Three Chinese officials fired and 24 more punished for math book illustrations depicting ‘ugly’ children
- China’s Ministry of Education has punished 27 officials after illustrations in math books sparked outrage
- The ministry said the national textbooks department lacked sufficient guidance and supervision, but criticized the publisher for not strictly following protocol when reviewing the textbooks.
China’s Ministry of Education has punished 27 officials for images in primary school math books that depict “ugly” children.
The investigation was sparked by online outrage over the illustrations, which they called ugly, sexually inappropriate and that the dress was secretly pro-American.
In response to the investigation, the ministry announced on Monday that it had removed Guo Ge, the editor-in-chief of the state-owned Peoples Education Press, the most recognized textbook publisher in mainland China.
Communist Party secretary and publisher at People’s Education Press, Huang Qiang, was given a severe warning and sentence, as was Tian Huisheng, director of the ministry’s national textbook department, according to South China Morning Mail.
The ministry fired two other officials who worked on the textbook and issued disciplinary sentences against 17 officials from the publisher and five from the ministry.
China’s Ministry of Education has punished 27 officials for illustrations in primary school math books, and in a statement published Monday, the ministry said the illustrations were “problematic,” “not uplifting” and that they did not meet the “basic requirements of moral education.” upbringing’. .’
Peoples Education Press apologized in May after criticism from social media that the illustrations were “ugly” and “sexually suggestive.”
China ordered a nationwide review of the textbooks after online users complained that the characters in the textbook were ugly, had small eyes, which could be perceived as racist, that the illustrations appeared to show children’s genitals and that the children’s clothing style wore with patterns like stars and frills was secretly pro-American.
In a statement released Monday, the ministry said the illustrations were “problematic” and “not uplifting” and that they did not meet the “basic requirements of moral education.”
The Ministry of Education said the images featured were not up to standards
‘The overall style doesn’t match the aesthetic taste of the audience. Some of the characters in the illustrations are ugly and ill-tempered and do not represent the children of our country well,” the statement said. South China Morning Mail.
The ministry said it would strengthen party leadership in developing teaching materials to ensure they adhere to the “correct political direction and values.”
The statement also said the ministry’s national textbooks department lacked sufficient guidance and supervision, but criticized the publisher for not strictly following protocol in reviewing the textbooks.
The Ministry of Education will now conduct a comprehensive assessment of 2,500 primary and secondary school textbooks, teaching materials and lectures.
In recent years, Beijing has tightened control over textbooks and curricula going to primary and secondary schools to ensure they align with the party’s ideology.
A fourth-grade, second-part math textbook pictured above shows an image of one of the controversial illustrations.

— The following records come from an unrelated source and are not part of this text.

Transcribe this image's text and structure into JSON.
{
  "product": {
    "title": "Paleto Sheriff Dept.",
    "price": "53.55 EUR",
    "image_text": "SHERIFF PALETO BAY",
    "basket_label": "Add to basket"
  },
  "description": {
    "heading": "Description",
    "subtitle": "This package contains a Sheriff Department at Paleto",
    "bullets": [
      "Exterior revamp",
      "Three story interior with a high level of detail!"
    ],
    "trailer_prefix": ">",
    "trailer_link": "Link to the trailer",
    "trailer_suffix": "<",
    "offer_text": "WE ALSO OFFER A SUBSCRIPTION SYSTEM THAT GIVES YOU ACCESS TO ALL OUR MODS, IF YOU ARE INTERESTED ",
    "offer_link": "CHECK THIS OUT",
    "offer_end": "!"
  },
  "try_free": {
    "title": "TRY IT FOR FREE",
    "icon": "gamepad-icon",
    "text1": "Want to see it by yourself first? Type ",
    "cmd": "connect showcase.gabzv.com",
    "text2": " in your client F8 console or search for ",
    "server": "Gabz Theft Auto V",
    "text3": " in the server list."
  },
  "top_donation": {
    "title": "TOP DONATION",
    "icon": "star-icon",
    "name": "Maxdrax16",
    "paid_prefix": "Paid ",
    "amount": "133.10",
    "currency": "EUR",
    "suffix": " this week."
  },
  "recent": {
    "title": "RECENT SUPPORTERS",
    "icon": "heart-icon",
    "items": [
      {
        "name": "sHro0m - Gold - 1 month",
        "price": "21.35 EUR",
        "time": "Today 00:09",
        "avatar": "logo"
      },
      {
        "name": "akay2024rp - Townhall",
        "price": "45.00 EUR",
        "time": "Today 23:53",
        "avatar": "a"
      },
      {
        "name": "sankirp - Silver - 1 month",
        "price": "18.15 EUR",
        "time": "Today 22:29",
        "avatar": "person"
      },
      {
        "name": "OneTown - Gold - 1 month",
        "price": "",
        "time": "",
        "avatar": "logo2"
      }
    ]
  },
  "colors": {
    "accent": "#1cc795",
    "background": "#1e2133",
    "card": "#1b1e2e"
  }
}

The ministry issued a statement blaming a lack of adequate guidance and supervision for the illustrations.
The Central Academy of Fine Arts in Beijing will illustrate the new textbooks that will be released in the fall.
The government has banned the use of textbooks from foreign publishers and has ordered a new set of standard texts for teaching Chinese language, history and politics.
People’s Education Press ordered illustrations for the new textbooks, which will be created by a team from Beijing’s Central Academy of Fine Arts. So far, they have received positive response from social media.
“Beautifully drawn and much better than the last,” wrote one commenter on Weibo, China’s heavily censored equivalent of Twitter.
Another said, “This is what schoolbook illustrations should look like.”
The ministry announced they would be ready for the fall semester next month.